The RFA in its defence argues that at present, rehabilitation costs are around N$6.1 million per kilometre and that the actual requirement is to rehabilitate 200 km of roads annually. However, the parastatal additionally added that it has a 4.5-year rehabilitation backlog of 900 km.

“The RFA cannot afford such rehabilitation with its current revenue base and if nothing is done about it, then the country will lose 900 km of roads and an asset worth N$10 billion in the near future.

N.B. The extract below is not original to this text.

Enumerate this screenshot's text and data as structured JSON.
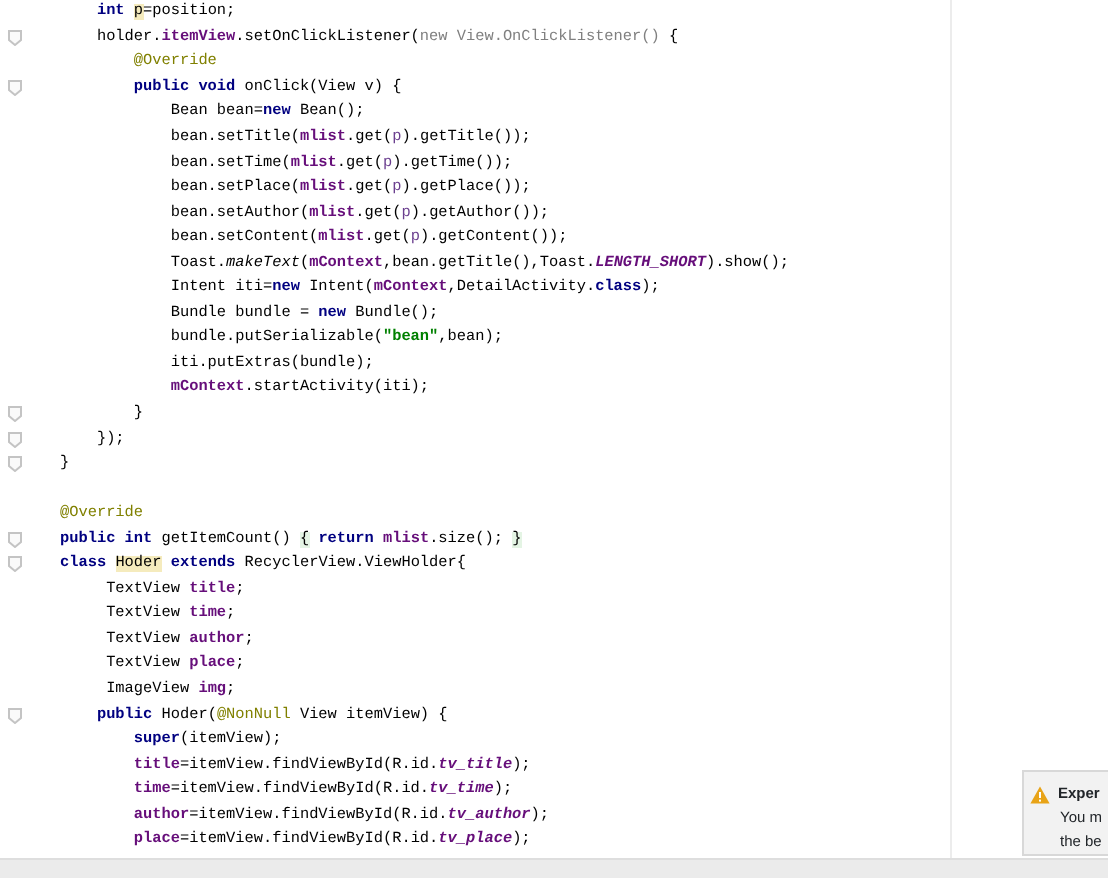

This would compromise our fickle economy even further, as 73% of our tourists enter our country by road, 63% of our imports enter by road and 22% of our exports leave by road, whilst supporting 24,700 formal and 10,700 informal jobs,” said Namene Kalili, RFA’s Executive Manager for Programme and Policy Advice.

“At this stage, we know that most vehicle manufacturers will produce more electric vehicles than internal combustion engine vehicles by 2023, at which point we expect 20,000 electric vehicles to enter our country annually and by 2030, we expect all vehicles to be electric. Thus, we are in a race against time to restructure our current road maintenance model to accommodate electric vehicles before the fuel levy become redundant,” Kalili said.

He added that “current deterioration models show that for the current level of road maintenance at N$2.7 billion, the road user needs to fork out an additional N$3.9 billion in damages to their private vehicles due to the poor road condition”.

According to Kalili, this amounts to N$6.6 billion cost to the road user. He added that if road maintenance funding can be increased to N$4 billion annually, then roads can be restored to their original design specifications.

“Tolling is one of many options the RFA is exploring to close the maintenance funding gap. Globally we are seeing more and more countries moving towards tolling. Most countries that have better roads and higher road connectivity than Namibia have toll roads, to supplement road maintenance funding. And if we want to maintain the quality and connectivity of our roads, we will have to develop new charging mechanisms,” Kalili added.

The parastatal also maintains that tolling merely one of the proposed new revenue streams that it is exploring to close the funding gap and effectively the maintenance and rehabilitation of the national road network.


 

About The Author

Intern

The Economist accommodates two interns every year, one per semester. They are given less demanding, softer issues to hone their skills, often with a specific leaning to social issues. Today, many of our interns are respected journalists or career professionals at economic and financial institutions. - Ed.

Rain Rate >UTC + 2 hrs = Namibian Time<